Task brief
Copy out every line in the entries below that includes "completed".

Page and application data records
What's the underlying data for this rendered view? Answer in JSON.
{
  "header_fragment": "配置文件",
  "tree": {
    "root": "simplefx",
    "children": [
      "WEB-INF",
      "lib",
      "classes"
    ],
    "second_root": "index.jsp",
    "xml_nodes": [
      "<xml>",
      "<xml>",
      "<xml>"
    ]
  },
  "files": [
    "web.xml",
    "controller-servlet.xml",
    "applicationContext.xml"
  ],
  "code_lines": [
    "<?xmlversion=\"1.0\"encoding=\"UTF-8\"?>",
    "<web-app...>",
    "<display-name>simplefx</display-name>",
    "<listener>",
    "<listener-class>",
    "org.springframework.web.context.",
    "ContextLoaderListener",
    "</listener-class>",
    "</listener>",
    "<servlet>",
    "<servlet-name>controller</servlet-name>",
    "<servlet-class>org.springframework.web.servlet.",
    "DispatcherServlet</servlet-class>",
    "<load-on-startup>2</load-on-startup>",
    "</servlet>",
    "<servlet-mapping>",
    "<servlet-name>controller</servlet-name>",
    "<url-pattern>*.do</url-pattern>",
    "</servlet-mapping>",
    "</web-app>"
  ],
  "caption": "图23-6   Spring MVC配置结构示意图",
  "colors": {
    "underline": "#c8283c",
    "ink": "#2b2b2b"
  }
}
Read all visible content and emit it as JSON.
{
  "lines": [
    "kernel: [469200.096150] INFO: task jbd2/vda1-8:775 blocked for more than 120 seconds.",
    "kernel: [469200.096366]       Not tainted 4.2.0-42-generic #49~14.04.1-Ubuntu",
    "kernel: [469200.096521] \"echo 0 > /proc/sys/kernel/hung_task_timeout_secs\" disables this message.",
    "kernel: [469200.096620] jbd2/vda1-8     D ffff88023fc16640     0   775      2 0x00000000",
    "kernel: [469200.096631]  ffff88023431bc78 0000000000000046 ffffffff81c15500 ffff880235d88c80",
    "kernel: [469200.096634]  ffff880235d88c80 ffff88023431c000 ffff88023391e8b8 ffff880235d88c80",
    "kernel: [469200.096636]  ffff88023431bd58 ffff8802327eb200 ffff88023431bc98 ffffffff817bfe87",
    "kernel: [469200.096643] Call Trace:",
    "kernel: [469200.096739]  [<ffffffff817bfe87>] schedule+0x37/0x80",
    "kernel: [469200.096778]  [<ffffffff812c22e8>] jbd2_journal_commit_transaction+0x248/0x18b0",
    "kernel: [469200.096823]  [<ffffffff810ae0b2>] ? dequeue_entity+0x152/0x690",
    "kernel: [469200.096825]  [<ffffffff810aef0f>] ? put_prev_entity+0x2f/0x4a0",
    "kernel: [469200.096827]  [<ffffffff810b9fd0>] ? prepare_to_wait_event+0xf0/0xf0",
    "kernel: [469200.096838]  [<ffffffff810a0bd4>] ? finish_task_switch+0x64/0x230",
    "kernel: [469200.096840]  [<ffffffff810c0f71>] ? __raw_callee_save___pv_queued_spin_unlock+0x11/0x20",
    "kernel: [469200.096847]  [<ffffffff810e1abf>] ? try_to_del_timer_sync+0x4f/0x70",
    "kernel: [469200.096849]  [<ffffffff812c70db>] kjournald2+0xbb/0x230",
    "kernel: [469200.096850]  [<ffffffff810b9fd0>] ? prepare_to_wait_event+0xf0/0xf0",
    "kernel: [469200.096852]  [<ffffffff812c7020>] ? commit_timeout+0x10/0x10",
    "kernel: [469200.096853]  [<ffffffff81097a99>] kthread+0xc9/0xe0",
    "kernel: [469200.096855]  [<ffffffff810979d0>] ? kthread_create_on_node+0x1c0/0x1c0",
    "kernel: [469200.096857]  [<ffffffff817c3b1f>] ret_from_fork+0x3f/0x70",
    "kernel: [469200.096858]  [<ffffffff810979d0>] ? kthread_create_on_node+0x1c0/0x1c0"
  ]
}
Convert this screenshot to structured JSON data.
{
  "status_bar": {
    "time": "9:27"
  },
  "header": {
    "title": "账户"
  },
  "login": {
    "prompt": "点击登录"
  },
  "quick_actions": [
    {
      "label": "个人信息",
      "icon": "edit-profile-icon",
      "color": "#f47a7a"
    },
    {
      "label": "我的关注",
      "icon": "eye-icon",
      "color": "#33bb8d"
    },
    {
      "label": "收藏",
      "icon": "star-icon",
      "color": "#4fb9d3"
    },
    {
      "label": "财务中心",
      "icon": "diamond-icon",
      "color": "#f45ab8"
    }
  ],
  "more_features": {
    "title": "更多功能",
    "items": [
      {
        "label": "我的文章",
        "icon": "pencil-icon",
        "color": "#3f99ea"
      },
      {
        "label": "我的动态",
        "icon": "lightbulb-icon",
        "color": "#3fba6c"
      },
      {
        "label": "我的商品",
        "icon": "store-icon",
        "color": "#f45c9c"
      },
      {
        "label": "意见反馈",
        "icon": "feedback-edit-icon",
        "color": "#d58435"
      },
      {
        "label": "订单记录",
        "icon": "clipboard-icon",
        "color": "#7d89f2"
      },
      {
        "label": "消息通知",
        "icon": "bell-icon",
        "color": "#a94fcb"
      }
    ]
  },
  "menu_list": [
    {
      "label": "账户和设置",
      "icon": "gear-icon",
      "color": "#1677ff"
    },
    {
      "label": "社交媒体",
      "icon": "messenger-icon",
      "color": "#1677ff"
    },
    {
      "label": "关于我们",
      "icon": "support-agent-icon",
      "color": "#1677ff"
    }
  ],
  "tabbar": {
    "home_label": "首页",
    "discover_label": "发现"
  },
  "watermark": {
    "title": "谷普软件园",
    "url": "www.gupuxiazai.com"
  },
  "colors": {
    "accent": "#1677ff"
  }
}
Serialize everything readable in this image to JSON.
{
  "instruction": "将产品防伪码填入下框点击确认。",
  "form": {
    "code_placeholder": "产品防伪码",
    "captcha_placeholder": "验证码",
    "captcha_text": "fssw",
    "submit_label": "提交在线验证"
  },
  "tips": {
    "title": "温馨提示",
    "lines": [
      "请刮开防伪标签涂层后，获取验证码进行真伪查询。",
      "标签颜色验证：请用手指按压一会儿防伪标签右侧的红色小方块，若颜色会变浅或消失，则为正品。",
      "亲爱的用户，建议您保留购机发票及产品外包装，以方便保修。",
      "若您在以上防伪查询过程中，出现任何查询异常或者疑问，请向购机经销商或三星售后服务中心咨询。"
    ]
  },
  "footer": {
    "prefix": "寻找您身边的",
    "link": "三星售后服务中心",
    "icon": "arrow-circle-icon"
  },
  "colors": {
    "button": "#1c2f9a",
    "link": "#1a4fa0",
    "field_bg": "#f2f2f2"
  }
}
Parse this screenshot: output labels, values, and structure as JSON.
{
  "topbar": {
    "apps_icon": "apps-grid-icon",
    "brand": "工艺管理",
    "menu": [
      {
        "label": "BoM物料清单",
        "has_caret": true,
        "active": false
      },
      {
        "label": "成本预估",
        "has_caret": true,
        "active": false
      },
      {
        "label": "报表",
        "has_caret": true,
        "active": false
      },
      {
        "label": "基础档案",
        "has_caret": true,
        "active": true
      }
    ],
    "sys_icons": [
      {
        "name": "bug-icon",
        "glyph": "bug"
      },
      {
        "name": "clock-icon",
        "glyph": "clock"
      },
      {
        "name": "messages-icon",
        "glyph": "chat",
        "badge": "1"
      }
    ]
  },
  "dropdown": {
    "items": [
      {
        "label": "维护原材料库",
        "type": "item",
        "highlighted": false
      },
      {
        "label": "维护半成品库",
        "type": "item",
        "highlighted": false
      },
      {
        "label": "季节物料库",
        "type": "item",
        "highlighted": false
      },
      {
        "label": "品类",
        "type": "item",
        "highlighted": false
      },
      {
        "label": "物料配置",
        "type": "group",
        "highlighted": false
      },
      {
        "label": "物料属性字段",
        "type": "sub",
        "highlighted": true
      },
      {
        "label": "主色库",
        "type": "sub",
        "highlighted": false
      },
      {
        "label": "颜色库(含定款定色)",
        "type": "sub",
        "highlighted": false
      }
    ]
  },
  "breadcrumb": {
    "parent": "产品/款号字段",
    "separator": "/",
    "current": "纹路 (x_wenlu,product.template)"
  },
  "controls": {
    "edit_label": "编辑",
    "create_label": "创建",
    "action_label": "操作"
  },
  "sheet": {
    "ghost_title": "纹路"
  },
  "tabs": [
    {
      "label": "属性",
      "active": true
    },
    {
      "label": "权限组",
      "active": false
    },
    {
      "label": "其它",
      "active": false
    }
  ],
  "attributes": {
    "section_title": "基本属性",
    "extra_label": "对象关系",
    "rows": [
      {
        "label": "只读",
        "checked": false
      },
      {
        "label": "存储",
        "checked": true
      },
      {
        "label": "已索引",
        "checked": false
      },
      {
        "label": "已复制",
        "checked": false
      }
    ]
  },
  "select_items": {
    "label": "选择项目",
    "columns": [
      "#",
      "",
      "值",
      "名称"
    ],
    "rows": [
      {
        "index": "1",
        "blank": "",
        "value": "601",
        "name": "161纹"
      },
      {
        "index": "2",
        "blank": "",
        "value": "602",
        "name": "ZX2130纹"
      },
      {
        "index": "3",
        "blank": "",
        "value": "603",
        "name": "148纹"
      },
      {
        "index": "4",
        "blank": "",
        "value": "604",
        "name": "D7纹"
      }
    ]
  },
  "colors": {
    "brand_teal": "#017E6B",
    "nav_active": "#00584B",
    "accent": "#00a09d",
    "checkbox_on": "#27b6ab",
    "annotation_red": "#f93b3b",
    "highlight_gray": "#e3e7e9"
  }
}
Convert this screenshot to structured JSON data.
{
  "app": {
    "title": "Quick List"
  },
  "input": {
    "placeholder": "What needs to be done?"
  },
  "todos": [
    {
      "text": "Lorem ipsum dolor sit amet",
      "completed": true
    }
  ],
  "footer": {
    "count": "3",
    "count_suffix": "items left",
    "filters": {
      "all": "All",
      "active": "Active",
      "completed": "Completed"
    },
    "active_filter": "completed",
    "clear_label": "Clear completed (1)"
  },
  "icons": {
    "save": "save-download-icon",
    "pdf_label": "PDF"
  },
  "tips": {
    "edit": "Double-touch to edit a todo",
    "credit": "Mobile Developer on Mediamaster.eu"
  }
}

Answer to this task
      "completed": true
      "completed": "Completed"
    "active_filter": "completed",
    "clear_label": "Clear completed (1)"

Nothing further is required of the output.